1. The Board is of opinion that the conclusion reached by the High Court by their judgment of May 2, 1921, was correct. It is to be regretted that the High Court did not itself, in the exercise of its powers, appoint a receiver of this property which the judgment-creditor seeks to attach and bring to sale.
2. Their lordships do not agree with the High Court on the subject of the actual legal position of the right of maintenance conferred upon the judgment-debtor. That right of maintenance arose under a compromise which was made between the judgment-debtor and his brother. The compromise agreement is not produced, but its terms are said by the parties to be recorded in a decree pronounced by the Subordinate Judge of Jaunpur on May 20, 1915. The substance of this agreement is that the judgment-debtor, one of the two brothers parties to the compromise, was declared to have a right of maintenance in certain villages enumerated, the right being conferred expressly 'without power of transfer.'

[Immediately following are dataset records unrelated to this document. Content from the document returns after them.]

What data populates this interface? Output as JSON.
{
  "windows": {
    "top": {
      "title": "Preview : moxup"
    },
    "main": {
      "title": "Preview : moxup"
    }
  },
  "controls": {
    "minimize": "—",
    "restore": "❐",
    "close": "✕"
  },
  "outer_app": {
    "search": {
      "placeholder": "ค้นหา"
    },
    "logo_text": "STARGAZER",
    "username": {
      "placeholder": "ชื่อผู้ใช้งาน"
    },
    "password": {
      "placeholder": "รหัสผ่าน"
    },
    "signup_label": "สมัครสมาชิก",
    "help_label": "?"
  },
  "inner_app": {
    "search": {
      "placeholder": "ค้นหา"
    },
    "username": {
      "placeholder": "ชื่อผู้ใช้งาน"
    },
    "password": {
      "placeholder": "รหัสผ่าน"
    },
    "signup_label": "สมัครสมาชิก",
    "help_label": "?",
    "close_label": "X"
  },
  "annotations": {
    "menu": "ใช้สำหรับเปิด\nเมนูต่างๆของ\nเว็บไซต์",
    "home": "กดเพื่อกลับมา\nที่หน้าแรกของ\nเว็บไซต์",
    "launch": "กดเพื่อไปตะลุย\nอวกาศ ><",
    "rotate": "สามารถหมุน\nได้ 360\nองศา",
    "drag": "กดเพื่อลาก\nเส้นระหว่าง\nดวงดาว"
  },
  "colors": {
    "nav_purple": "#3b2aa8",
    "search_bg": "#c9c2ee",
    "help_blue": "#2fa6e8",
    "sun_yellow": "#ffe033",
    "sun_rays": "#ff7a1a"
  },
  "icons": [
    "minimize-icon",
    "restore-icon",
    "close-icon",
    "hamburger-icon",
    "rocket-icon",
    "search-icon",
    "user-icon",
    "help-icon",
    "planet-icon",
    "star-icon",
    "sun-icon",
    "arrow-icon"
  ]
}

3. In the present case the Subordinate Judge in his judgment of August 10, 1920, correctly limits the issue between the parties to this maintenance question. No other point was brought before the Board. Speaking of the plaintiff, the Judge says :-'He now wants to execute that decree against the property in 16 villages, which the judgment debtor has got from his younger brother, Raja Lal Bahadur Singh, for his maintenance. His prayer is that this right of maintenance be proceeded against and a receiver appointed to realise rents and profits of the above named sixteen villages and the decretal amount be paid out of the said realisation as far as possible. To this the judgment-debtor objects on the ground that the right of maintenance is not attachable under a 60 of the Civil Procedure Code.
4. Their lordships are of opinion that the right of maintenance is in point of law not attachable and not saleable. They think that Section 60 of the Civil Procedure Code, head (n), precludes an application for that purpose.
5. The proper remedy lies, in a fitting case, in the appointment of a receiver for realising the rents and profits of the property paying out of the same a sufficient and adequate sum for the maintenance of the judgment-debtor and his family, and applying the balance, if any, to the liquidation of the judgment-creditor's debt. The High Court point out in their judgment 'the appropriate remedy is what is known as equitable execution or indirect execution, namely, by the appointment of a receiver who takes the place of the debtor and acts as an officer subject to the directions of the Execution Court in collecting and disbursing the debtor's income in accordance with the directions of the Execution Court towards the discharge of the claim of the decree-holder.' These views appear to the Board to be sound.
6. Their lordships think that the judgment of the High Court should be modified in the sense described, and that the case should be remitted to the High Court to make the appointment of the receiver on the terms just quoted.
7. In the circumstances their lordships think that there should be no costs of the appeal; and they will humbly advise His Majesty accordingly.